[GIVEN RECORDS — start]

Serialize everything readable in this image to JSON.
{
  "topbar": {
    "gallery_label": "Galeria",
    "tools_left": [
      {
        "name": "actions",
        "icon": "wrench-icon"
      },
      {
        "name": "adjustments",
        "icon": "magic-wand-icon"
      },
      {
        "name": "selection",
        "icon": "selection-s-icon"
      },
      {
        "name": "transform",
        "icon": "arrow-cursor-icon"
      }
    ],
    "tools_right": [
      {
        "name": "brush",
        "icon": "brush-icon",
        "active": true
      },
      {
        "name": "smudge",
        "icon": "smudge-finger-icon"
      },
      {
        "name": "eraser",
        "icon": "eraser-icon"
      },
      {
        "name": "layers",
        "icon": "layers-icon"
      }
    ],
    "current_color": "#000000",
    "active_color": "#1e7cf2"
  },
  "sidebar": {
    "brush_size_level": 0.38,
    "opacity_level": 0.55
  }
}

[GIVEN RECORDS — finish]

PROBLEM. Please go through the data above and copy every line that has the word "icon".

SOLUTION TO THIS TASK.
        "icon": "wrench-icon"
        "icon": "magic-wand-icon"
        "icon": "selection-s-icon"
        "icon": "arrow-cursor-icon"
        "icon": "brush-icon",
        "icon": "smudge-finger-icon"
        "icon": "eraser-icon"
        "icon": "layers-icon"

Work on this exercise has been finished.